Top of MATERIAL PROVIDED
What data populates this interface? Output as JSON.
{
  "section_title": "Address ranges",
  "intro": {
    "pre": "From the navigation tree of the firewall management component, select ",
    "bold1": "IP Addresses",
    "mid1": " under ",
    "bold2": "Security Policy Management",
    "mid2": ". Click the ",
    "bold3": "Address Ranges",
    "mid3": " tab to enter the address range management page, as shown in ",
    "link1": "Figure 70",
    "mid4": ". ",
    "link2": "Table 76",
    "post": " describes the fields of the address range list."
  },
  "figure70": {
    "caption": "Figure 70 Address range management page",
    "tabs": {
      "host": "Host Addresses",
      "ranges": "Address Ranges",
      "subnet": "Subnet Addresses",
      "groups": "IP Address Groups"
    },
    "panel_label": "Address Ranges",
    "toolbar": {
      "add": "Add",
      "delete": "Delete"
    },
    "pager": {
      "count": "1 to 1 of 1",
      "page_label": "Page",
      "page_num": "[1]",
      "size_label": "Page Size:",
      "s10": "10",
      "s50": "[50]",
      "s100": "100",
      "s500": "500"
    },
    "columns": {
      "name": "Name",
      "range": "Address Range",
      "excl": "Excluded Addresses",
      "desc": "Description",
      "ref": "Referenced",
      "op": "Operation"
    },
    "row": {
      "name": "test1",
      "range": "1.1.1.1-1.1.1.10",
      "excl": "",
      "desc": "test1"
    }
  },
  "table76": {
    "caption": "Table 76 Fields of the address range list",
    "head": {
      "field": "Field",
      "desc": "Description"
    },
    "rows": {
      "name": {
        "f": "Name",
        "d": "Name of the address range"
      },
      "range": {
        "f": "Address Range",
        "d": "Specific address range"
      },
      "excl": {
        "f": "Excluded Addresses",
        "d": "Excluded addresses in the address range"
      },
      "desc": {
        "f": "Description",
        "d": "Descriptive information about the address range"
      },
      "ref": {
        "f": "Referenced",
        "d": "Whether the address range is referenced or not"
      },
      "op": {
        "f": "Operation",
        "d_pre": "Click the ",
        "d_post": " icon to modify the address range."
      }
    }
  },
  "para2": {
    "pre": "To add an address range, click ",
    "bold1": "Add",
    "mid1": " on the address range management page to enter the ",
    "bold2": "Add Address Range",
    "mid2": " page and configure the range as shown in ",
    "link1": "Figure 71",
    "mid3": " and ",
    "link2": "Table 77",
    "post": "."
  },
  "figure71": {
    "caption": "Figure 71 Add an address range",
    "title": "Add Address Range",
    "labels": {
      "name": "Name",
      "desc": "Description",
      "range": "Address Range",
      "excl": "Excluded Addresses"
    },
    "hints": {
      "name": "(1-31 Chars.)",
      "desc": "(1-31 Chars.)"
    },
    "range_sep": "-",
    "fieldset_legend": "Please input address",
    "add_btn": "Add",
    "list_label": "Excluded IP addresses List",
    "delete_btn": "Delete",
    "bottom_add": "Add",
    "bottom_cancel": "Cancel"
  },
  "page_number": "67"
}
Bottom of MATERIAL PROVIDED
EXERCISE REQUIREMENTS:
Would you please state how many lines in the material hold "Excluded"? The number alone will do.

WRITTEN RESPONSE:
5